[MATERIAL SUPPLIED — start]
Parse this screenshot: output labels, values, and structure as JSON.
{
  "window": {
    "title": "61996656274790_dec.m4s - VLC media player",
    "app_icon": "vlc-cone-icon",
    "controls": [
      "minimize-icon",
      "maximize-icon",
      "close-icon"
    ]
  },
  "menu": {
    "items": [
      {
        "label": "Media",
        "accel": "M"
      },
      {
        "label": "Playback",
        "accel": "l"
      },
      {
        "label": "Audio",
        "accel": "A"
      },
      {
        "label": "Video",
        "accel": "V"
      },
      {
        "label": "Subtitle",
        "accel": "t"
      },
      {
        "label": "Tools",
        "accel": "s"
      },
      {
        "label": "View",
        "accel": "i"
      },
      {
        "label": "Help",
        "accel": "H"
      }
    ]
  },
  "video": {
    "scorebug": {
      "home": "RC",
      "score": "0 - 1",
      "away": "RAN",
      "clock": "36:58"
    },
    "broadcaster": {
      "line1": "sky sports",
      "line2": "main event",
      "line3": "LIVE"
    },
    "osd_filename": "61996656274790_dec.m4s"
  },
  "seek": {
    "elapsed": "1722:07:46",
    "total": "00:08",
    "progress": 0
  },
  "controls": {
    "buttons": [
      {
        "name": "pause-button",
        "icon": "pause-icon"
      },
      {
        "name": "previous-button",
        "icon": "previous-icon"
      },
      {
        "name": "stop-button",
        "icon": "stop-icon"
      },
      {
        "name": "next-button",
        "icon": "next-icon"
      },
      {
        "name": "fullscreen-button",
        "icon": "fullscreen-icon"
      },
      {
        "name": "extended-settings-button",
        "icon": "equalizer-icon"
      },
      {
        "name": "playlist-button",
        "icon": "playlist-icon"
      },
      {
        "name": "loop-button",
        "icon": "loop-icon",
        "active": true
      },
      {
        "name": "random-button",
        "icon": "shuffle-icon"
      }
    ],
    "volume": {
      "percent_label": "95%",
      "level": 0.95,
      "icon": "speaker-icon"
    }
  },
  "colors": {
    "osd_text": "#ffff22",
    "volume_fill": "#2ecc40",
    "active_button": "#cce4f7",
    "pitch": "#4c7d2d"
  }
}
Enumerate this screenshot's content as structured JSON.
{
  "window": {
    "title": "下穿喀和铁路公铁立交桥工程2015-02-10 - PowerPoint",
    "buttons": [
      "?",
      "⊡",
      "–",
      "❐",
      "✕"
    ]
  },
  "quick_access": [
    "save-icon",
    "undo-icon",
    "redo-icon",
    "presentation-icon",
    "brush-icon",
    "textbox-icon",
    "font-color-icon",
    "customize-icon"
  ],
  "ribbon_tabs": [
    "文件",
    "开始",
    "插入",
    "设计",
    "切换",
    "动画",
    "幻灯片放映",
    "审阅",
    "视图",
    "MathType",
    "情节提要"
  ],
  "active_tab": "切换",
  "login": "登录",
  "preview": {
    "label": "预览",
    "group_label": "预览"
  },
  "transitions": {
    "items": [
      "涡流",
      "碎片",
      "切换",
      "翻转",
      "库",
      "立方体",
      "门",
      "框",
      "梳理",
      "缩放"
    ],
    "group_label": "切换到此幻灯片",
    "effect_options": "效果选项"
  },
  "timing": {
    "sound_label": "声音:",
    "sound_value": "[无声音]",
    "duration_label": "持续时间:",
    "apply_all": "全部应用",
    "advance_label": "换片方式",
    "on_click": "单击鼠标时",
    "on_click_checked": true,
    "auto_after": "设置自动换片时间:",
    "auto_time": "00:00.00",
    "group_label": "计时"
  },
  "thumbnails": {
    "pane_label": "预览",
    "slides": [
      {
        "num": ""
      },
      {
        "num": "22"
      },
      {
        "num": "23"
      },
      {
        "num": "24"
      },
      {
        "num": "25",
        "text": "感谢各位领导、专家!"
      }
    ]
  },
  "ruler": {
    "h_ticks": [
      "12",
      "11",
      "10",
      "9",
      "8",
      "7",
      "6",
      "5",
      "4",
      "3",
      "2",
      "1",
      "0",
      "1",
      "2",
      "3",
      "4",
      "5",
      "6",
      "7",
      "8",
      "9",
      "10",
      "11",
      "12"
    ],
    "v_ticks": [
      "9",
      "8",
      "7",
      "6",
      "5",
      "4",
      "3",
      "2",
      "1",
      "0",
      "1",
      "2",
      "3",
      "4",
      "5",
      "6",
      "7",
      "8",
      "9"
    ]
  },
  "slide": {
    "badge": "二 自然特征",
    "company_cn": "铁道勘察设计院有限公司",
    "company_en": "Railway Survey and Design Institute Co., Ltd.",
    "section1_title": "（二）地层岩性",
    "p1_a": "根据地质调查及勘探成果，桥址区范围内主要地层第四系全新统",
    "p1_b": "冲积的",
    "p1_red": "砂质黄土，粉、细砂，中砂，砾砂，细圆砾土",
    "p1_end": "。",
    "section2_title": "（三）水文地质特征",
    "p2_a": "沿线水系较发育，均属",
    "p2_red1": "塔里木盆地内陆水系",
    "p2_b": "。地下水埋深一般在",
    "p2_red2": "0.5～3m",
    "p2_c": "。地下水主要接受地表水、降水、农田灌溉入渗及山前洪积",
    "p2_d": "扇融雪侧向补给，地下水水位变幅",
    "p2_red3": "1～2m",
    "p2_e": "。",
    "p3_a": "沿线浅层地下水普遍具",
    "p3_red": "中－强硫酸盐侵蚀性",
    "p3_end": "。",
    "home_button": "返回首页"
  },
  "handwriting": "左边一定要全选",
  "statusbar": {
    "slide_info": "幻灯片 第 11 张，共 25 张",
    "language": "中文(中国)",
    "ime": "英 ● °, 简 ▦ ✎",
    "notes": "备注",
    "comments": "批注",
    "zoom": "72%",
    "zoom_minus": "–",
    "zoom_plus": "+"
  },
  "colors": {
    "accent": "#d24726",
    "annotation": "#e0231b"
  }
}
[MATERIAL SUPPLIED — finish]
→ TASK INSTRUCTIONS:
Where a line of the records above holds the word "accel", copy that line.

→ TASK SOLUTION:
        "accel": "M"
        "accel": "l"
        "accel": "A"
        "accel": "V"
        "accel": "t"
        "accel": "s"
        "accel": "i"
        "accel": "H"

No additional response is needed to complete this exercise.